*** EXERCISE MATERIAL Section Begins ***

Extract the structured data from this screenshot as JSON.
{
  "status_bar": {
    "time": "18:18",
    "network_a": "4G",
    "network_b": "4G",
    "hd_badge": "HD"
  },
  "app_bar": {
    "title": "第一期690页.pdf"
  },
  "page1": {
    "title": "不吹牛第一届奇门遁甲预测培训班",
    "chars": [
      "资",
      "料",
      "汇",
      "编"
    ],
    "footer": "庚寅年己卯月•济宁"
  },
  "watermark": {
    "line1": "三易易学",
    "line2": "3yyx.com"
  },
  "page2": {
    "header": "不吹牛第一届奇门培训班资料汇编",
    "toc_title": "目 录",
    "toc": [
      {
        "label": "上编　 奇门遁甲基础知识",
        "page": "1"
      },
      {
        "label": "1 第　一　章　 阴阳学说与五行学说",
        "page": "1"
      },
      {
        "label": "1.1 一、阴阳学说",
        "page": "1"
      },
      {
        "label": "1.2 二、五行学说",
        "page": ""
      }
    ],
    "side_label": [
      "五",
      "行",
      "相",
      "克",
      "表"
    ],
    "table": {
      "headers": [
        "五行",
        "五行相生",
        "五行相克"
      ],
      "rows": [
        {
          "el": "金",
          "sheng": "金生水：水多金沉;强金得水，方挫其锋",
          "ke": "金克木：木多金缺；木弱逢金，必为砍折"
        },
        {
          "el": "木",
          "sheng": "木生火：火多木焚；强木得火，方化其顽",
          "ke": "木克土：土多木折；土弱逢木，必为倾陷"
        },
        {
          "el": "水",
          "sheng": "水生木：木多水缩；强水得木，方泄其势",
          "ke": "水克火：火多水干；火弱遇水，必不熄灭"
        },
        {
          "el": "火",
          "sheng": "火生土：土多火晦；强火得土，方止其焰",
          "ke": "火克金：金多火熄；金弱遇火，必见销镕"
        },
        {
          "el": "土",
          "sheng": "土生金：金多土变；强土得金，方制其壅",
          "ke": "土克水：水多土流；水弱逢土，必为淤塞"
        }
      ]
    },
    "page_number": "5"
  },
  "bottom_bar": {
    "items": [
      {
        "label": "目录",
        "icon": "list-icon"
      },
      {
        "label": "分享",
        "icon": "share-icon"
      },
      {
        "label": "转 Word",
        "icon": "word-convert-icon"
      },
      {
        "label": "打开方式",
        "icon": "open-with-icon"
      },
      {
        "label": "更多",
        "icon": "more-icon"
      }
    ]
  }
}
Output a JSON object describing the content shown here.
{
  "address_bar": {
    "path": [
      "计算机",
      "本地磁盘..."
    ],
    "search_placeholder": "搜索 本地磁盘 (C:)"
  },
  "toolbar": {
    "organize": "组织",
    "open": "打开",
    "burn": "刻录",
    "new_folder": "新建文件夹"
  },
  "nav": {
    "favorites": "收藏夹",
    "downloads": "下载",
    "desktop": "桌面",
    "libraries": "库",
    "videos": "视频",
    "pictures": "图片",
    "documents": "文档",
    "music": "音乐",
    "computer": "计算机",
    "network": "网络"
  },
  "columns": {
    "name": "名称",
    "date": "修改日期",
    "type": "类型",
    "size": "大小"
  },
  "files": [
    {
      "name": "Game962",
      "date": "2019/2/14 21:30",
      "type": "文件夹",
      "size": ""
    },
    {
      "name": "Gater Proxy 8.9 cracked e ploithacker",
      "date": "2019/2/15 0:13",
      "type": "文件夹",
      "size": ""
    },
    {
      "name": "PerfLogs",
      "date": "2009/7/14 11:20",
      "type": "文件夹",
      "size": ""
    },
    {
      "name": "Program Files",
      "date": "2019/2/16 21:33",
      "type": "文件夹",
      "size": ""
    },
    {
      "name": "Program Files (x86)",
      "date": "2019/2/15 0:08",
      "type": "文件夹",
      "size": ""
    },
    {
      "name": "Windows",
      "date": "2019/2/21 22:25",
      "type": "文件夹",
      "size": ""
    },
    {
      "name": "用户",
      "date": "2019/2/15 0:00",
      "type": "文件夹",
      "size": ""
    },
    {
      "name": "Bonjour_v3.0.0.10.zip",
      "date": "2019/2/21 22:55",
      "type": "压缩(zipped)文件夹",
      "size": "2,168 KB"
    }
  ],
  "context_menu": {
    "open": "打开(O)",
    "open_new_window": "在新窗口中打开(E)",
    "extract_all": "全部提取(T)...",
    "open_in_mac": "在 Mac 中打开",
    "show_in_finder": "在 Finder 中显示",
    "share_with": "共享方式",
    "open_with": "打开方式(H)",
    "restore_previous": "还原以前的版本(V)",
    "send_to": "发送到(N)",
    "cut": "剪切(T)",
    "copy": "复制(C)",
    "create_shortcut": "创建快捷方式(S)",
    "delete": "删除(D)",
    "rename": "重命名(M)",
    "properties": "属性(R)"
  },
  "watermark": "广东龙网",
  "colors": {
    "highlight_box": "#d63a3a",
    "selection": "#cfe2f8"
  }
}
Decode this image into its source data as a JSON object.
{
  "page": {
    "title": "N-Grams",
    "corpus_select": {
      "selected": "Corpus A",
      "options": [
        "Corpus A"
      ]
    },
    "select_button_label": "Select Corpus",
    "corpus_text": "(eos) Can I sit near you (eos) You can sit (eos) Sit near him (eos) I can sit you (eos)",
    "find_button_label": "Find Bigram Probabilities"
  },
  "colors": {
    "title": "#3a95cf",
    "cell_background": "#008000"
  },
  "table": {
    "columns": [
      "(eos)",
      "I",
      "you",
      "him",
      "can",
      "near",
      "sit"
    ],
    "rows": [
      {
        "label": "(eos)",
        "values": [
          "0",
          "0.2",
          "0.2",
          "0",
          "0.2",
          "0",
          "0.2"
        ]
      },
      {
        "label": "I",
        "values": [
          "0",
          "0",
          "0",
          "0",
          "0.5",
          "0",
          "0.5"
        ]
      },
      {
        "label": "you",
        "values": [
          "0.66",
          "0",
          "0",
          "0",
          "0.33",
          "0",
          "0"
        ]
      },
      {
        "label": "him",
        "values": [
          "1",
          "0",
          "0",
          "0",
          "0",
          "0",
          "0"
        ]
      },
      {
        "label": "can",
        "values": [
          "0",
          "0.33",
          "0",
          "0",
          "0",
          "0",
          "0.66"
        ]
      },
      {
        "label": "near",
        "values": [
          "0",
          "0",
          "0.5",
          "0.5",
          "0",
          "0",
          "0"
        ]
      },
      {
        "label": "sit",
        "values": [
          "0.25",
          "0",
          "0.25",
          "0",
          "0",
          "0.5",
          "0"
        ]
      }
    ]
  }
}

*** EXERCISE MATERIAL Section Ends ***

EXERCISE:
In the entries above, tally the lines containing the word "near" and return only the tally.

TASK RESULT:
3